Pouring Resin: Easy and Inexpensive


Pouring resin is one of those modeling skills that is added late to one's modeling skills toolbox. Resin, catalyst, molds, measuring - there is a lot of ‘stuff’ to it. If you break it down, take your time and remain willing to experiment, it can be easy and inexpensive.

Resin is well known for its ability to depict and replicate very minute details. It carries with it a reputation for complexity and high cost due to the lengthy list of materials. Another factor is that the materials aren’t commonly used, adding a bit of mystery.


Verlinden, Hornet, and others are typically what comes to mind when one thinks about resin. A fully formed 360-degree subject is made from a two-part mold; this process is more involved and more expensive. The variation this article discusses concentrates on a one piece mold that leaves one side of the subject detail-less. Good applications are boxes, details that get glued to another surface such as appliqué armor, and tree stumps.

About the Author

About Scott Lodder (slodder)

I modeled when I was a teenager. College, family and work stopped me for a while. Then I picked it back up after about 12 years off. My main focus is dioramas. I like the complete artistic method of story telling. Dioramas involve so many aspects of modeling and I enjoy getting involved in the ...


This is very helpful. Thanks Slodder for writing it.
MAR 15, 2003 - 11:28 AM
Thanks for hundred times!!! This is what I need to build my own conversion set from resin. Michal
MAR 15, 2003 - 07:21 PM
MAR 16, 2003 - 08:15 AM
very good artcile.thanks slodder
MAR 16, 2003 - 06:25 PM
Solid article... and some real nice pictures. On small flat pieces, I also use a lot of Latex rubber mold, but I apply it with a cheap "sponge" paintbrush. that I discard after use. I also use the re-inforcement fiberglass tape every third layer, and do a minimum of 6 total layers. Here are a couple of other tips I would add, based on my experience of trial and error: 1) to reduce bubbles, place the mold on a sheet of cardboard, and set it on top of your cloths drier.
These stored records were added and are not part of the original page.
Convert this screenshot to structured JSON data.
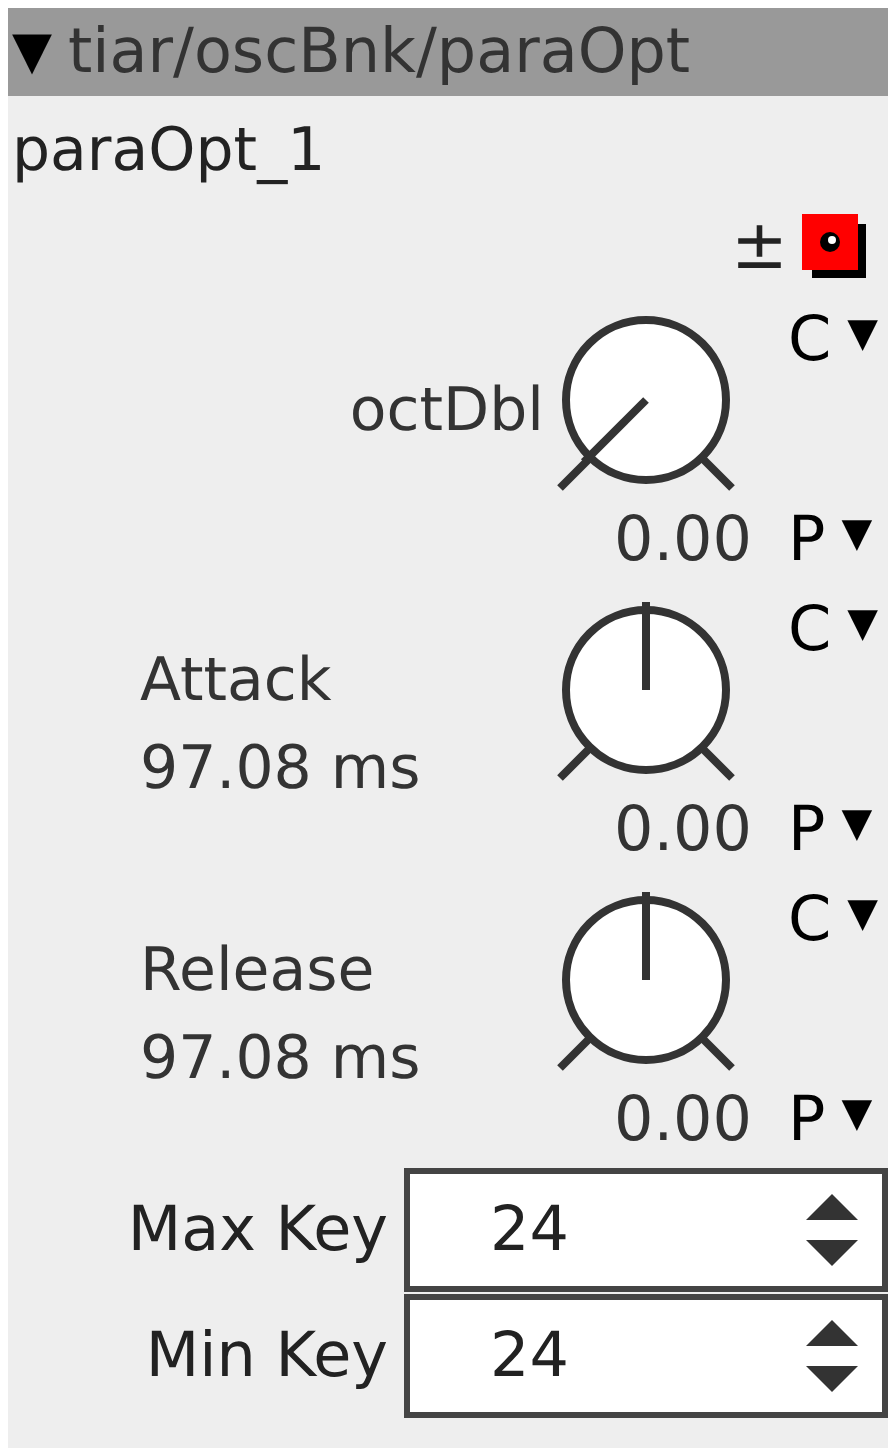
{
  "title_bar": {
    "toggle": "▼",
    "title": "tiar/oscBnk/paraOpt"
  },
  "instance_name": "paraOpt_1",
  "header_tools": {
    "plus_minus": "±"
  },
  "params": [
    {
      "label": "octDbl",
      "value": "0.00",
      "top_menu": "C",
      "bottom_menu": "P",
      "caret": "▼"
    },
    {
      "label": "Attack",
      "reading": "97.08 ms",
      "value": "0.00",
      "top_menu": "C",
      "bottom_menu": "P",
      "caret": "▼"
    },
    {
      "label": "Release",
      "reading": "97.08 ms",
      "value": "0.00",
      "top_menu": "C",
      "bottom_menu": "P",
      "caret": "▼"
    }
  ],
  "spinners": [
    {
      "label": "Max Key",
      "value": "24"
    },
    {
      "label": "Min Key",
      "value": "24"
    }
  ]
}
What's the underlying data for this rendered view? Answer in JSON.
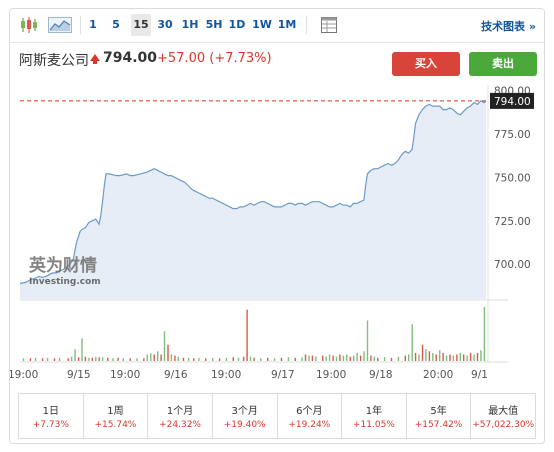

Throw a few wet towels in the dryer. After pouring the resin, turn on the dryer and the tumbling vibrations of the wet towels in the dryer willl shake loose 99% of any trapped bubbles... this also works well if casting plaster in the mold. 2) If you are casting in a cold room (below 60-degrees F), you might consider putting the filled mold into your microwave. once it is poured and still in liquid form.. any additional heat that you can provide to the cold resin will aid in curing to a harder finish... but BE CAREFUL, especially on small items... if you over-heat, your resin may actually MELT back to liquid, and start "boiling".... stay nearby, and start with small timed increments of 15-20 seconds. I find this technique works extremely well, especially on molds with really fine, thin detail. 3) Take your time and measure accurately... if you use too little catalyst, then the finished piece will come out of the mold sticky and oily. If you think this may have been a bad "pour - hit the microwave - and the sooner the better! 4) When pouring resin, consider using wax paper or disposable cardboard beneath the mold - resin pouring often results in some drips and strands of "spider webs"....and the stuff when wet doesn't come off of a wooden or formica tabletop easily. If you DO spill some resin on a cherished surface - DON'T (D-O-N-'T) try to wipe it up while it is wet... it will only smear into a superfine coat. Just let it "set up". Once it is firm and hard, you may be able to "pop" or slide the piece off.
MAR 16, 2003 - 06:49 PM
Never had much luck with this resin to thick for me. But great article!! (++) (:-)
DEC 07, 2003 - 11:29 AM
Good article, Scott. Have you considered trying silicone to make your molds ? It's a bit more expensive, but a lot easier (and less smelly and messy) to work with. Happy to help you out if you like more information on this subject... Jan
DEC 07, 2003 - 11:51 AM
Hey, GF, I think Santa is going to be kind to me in the silicone area. So I'll be 'picking your brain' come January. The idea of the latex mold was to keep it simple and cheap for small items. It's come in very handy a few times. Waiting for January.........................
DEC 07, 2003 - 01:15 PM